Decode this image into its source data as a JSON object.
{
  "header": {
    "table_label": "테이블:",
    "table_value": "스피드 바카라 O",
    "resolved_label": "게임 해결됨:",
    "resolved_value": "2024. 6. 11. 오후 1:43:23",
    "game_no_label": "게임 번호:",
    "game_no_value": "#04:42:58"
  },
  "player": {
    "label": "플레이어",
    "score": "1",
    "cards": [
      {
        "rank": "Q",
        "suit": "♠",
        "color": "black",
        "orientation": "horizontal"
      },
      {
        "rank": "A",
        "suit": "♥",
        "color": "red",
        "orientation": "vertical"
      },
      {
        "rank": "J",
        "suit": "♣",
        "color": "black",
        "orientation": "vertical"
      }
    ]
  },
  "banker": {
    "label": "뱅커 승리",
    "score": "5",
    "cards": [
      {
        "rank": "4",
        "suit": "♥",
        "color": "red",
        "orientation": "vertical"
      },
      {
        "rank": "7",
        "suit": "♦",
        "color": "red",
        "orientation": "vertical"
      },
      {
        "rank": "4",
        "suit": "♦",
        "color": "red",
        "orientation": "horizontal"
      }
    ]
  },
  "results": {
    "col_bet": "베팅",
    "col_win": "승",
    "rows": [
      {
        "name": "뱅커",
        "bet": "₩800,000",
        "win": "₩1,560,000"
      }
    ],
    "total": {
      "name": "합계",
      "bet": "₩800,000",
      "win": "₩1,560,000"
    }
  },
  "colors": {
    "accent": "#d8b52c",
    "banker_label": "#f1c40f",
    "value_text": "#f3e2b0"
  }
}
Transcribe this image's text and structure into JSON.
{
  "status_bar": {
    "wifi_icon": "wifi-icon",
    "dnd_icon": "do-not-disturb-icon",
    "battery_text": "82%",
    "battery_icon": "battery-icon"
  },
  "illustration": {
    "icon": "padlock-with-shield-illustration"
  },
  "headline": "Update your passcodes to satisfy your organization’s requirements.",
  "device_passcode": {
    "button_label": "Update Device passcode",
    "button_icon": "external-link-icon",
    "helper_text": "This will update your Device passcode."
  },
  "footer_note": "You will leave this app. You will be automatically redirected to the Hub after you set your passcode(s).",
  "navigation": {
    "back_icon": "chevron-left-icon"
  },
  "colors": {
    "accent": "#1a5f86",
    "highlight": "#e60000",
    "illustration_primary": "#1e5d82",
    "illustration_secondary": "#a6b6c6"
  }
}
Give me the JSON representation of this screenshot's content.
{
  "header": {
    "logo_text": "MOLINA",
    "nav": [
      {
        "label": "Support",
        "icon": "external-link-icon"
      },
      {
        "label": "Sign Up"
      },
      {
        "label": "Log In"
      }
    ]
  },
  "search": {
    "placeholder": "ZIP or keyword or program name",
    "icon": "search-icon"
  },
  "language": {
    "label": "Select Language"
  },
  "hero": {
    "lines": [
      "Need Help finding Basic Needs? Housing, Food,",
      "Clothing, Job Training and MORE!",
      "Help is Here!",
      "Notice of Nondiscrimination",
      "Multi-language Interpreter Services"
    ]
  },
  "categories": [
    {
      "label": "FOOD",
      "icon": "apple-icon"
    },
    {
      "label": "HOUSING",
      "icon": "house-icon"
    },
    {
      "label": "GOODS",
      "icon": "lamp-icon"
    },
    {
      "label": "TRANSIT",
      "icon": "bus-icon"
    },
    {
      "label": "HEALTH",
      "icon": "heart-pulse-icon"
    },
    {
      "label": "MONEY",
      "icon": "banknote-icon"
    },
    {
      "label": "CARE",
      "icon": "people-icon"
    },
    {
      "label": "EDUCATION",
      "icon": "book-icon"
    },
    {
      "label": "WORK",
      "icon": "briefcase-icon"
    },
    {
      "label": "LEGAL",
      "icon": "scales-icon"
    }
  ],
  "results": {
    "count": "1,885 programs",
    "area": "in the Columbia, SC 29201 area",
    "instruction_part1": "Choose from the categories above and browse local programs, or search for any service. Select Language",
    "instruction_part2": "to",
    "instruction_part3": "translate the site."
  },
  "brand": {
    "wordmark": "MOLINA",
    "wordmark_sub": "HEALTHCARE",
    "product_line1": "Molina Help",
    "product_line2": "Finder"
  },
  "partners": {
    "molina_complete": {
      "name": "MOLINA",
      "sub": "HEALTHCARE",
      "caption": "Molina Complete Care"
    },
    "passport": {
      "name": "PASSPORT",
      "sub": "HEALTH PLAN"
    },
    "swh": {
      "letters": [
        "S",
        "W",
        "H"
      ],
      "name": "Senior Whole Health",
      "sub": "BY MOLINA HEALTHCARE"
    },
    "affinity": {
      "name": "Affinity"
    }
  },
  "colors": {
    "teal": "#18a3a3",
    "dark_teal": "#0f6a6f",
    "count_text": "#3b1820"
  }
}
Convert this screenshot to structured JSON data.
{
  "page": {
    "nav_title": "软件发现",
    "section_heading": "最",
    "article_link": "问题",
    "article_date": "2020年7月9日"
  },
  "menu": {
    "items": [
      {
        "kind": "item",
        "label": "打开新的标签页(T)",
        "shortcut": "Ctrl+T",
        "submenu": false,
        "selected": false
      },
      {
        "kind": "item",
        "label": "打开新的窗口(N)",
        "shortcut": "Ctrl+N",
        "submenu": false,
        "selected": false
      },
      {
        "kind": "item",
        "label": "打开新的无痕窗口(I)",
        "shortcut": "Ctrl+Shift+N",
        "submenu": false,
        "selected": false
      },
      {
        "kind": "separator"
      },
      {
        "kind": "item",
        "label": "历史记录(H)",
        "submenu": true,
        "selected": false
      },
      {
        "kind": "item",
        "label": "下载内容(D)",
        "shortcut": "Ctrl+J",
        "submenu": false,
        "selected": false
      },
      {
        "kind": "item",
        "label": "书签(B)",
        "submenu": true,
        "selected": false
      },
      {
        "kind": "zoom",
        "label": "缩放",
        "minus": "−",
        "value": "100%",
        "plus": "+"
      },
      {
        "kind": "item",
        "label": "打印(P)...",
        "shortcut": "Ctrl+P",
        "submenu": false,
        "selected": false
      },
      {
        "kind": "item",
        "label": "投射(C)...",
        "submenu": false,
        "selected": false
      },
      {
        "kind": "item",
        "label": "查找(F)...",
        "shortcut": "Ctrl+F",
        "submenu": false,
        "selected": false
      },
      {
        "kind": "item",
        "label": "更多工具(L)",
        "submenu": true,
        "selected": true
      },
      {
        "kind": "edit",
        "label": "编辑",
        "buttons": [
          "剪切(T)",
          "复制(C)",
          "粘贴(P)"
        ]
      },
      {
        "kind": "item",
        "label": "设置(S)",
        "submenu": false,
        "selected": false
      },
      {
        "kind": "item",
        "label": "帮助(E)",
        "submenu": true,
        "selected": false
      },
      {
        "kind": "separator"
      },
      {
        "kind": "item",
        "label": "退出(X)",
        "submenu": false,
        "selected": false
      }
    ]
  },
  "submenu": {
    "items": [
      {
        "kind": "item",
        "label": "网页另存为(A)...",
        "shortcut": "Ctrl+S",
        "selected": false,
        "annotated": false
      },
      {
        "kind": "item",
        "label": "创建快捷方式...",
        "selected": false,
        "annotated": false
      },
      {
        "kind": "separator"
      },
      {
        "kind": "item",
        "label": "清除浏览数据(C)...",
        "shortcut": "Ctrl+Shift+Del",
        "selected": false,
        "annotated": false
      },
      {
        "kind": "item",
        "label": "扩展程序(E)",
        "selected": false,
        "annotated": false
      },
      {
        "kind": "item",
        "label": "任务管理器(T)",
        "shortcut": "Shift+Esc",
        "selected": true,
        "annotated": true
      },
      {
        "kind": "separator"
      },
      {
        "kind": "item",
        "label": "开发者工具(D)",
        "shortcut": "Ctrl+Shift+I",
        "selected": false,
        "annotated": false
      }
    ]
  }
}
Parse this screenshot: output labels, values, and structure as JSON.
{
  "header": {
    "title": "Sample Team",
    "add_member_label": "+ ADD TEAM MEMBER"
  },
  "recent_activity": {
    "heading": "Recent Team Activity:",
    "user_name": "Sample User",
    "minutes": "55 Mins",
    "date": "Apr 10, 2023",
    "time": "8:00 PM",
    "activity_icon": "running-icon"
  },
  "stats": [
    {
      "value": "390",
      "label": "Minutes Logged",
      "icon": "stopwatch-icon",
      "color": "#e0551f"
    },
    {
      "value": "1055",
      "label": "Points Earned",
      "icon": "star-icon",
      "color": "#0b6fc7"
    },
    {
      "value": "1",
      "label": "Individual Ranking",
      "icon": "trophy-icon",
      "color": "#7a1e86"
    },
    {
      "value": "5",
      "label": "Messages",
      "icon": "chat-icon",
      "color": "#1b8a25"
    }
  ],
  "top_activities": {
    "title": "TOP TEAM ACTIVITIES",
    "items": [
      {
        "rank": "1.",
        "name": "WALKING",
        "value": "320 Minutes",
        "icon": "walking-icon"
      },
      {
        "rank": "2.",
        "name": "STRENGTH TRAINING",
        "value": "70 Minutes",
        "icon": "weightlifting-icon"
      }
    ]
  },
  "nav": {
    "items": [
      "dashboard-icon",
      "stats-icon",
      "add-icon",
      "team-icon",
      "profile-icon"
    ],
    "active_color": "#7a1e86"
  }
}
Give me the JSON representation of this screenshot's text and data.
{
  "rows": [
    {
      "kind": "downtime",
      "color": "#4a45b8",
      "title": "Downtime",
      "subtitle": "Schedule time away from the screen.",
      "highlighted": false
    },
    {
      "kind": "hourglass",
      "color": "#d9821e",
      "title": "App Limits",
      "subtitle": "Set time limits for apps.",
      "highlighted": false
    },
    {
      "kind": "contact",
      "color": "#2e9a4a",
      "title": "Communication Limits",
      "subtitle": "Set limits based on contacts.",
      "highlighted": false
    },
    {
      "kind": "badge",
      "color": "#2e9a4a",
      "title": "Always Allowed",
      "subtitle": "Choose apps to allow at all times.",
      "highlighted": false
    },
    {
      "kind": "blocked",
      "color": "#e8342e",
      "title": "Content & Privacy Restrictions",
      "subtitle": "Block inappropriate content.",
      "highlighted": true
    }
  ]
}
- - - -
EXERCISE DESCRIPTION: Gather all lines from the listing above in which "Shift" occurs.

ANSWER TO THIS EXERCISE:
        "shortcut": "Ctrl+Shift+N",
        "shortcut": "Ctrl+Shift+Del",
        "shortcut": "Shift+Esc",
        "shortcut": "Ctrl+Shift+I",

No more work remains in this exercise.